Shooter in Justified Homicide Gets Jail in Drug Dealing
David Paul Beets ducked charges for killing a woman who came to his Knoxville home to buy heroin, claiming he heard someone breaking in and had no knowledge of the drug deal taking place.
Now, the house sits shuttered, and Beets, 42, is headed to prison. He received a 15-year sentence Friday for dealing methamphetamine out of the same home where he fatally shot 38year-old Stacie Marie Mundy last year, prosecutors said.
Mundy’s father, David Thompson, said he is simultaneously “ecstatic” that Beets is going to prison and “disappointed” that it’s not for his daughter’s killing. “My daughter was wrong. She should have never been there. But her and these two girls that I’m having to raise now,” Thompson said, referring to Mundy’s daughters, “they didn’t deserve the treatment Stacie got after this shooting.
“She was thrown away because she was an addict.”
The shooting occurred during the early morning hours of Feb. 10, 2017, after Mundy went with several others to score heroin from the home at 3305 McKamey Road in Northwest Knoxville.
Mundy gave $75 to another woman, who went inside the house to buy the drugs. When the woman didn’t return, Mundy “became irate and began banging on the doors to the house and yelling,” Knox County Deputy District Attorney General Leland Price wrote in a letter.
Beets told police he was working on the computer in his office when he heard noises outside. He said he saw someone breaking the windows in the kitchen door and warned the intruder that he had a gun.
Beets — without looking out the window — fired through the locked door until the clip was empty, according to the Knoxville Police Department report. Mundy was shot four times, including two fatal wounds to her chest and back, an autopsy found. Beets called 911 to report the shooting.
Another person who went with Mundy to the house told police she was banging on the door when someone inside yelled they had a gun and warned they were going to shoot. Investigators later found broken glass from the kitchen door on the floor inside, which Price said supported Beets’ statement.
Officers also found “baggies with powdery substances, syringes and a small metal container with white residue” in the house, but they “could not locate evidence to indicate the house was used for trafficking narcotics,” the police report reads.
“There are certainly arguments to be made that Mr. Beets is not entitled to claim self-defense given the drug activity at the house,” Price wrote in his letter. “However, the state would have to show that Mr. Beets himself was engaged in an unlawful activity or was using the home to further an unlawful activity.

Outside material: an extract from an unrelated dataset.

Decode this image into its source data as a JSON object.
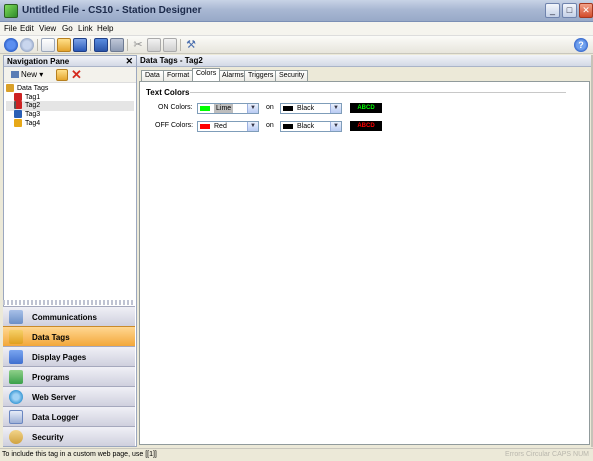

“I do not believe the state could prove that in this case.”
Prosecutors considered the case closed. Beets was not charged.
‘A haven for criminal activity’
Five months later, police found Beets asleep at the wheel.
Officers who responded to the Pilot on Western Avenue searched Beets’ vehicle. They found a safe in the floorboard containing meth, marijuana, suboxone and more than $1,000 in cash, according to arrest warrants. Facebook messages on Beets’ cellphone indicated he was dealing meth.
Beets made bond after being arrested on felony drug charges.
This August, authorities shuttered the McKamey Road house, with court documents citing the shooting of Mundy as well as two overdoses and an assault that occurred at the home after her death.
“In short, the residence of David Beets ... is a very dangerous location within this community,” the documents read. “(It) operates as a haven for criminal activity and is a continued threat to this community based on the activity occurring at the residence.”
Beets ultimately was convicted of possession with intent to sell methamphetamine in a drug-free school zone, and he was sentenced Friday to serve 15 years in prison.
“I’m glad he can’t affect other people’s lives like he did my daughter’s,” Thompson said.